======== The data
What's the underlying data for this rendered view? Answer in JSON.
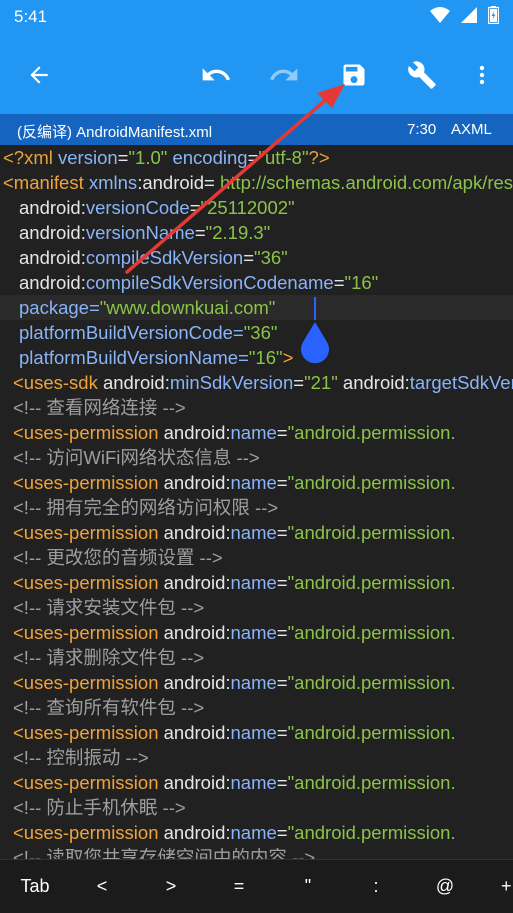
{
  "status": {
    "time": "5:41"
  },
  "appbar": {
    "back_icon": "arrow-back-icon",
    "undo_icon": "undo-icon",
    "redo_icon": "redo-icon",
    "save_icon": "save-icon",
    "tools_icon": "wrench-icon",
    "more_icon": "more-vert-icon"
  },
  "file": {
    "name": "(反编译) AndroidManifest.xml",
    "position": "7:30",
    "mode": "AXML"
  },
  "colors": {
    "primary": "#2196f3",
    "primary_dark": "#1565c0",
    "annotation_arrow": "#e53935",
    "cursor_handle": "#2962ff"
  },
  "code": {
    "l1": {
      "pi_open": "<?xml ",
      "a1": "version",
      "eq1": "=",
      "v1": "\"1.0\"",
      "sp": " ",
      "a2": "encoding",
      "eq2": "=",
      "v2": "\"utf-8\"",
      "pi_close": "?>"
    },
    "l2": {
      "open": "<manifest ",
      "ns": "xmlns",
      "colon": ":",
      "name": "android",
      "eq": "= ",
      "val": "http://schemas.android.com/apk/res/android\""
    },
    "l3": {
      "ns": "android",
      "colon": ":",
      "name": "versionCode",
      "eq": "=",
      "val": "\"25112002\""
    },
    "l4": {
      "ns": "android",
      "colon": ":",
      "name": "versionName",
      "eq": "=",
      "val": "\"2.19.3\""
    },
    "l5": {
      "ns": "android",
      "colon": ":",
      "name": "compileSdkVersion",
      "eq": "=",
      "val": "\"36\""
    },
    "l6": {
      "ns": "android",
      "colon": ":",
      "name": "compileSdkVersionCodename",
      "eq": "=",
      "val": "\"16\""
    },
    "l7": {
      "name": "package",
      "eq": "=",
      "val": "\"www.downkuai.com\""
    },
    "l8": {
      "name": "platformBuildVersionCode",
      "eq": "=",
      "val": "\"36\""
    },
    "l9": {
      "name": "platformBuildVersionName",
      "eq": "=",
      "val": "\"16\"",
      "close": ">"
    },
    "l10": {
      "open": "<uses-sdk ",
      "ns": "android",
      "colon": ":",
      "name": "minSdkVersion",
      "eq": "=",
      "val": "\"21\"",
      "sp": " ",
      "ns2": "android",
      "colon2": ":",
      "name2": "targetSdkVersion"
    },
    "perm_tag": "<uses-permission ",
    "perm_ns": "android",
    "perm_colon": ":",
    "perm_name": "name",
    "perm_eq": "=",
    "perm_val": "\"android.permission.",
    "comments": [
      "<!-- 查看网络连接 -->",
      "<!-- 访问WiFi网络状态信息 -->",
      "<!-- 拥有完全的网络访问权限 -->",
      "<!-- 更改您的音频设置 -->",
      "<!-- 请求安装文件包 -->",
      "<!-- 请求删除文件包 -->",
      "<!-- 查询所有软件包 -->",
      "<!-- 控制振动 -->",
      "<!-- 防止手机休眠 -->",
      "<!-- 读取您共享存储空间中的内容 -->"
    ]
  },
  "symbols": [
    "Tab",
    "<",
    ">",
    "=",
    "\"",
    ":",
    "@",
    "+"
  ]
}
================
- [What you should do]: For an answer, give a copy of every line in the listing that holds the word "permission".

- [Answer to this problem]:
    "perm_tag": "<uses-permission ",
    "perm_val": "\"android.permission.",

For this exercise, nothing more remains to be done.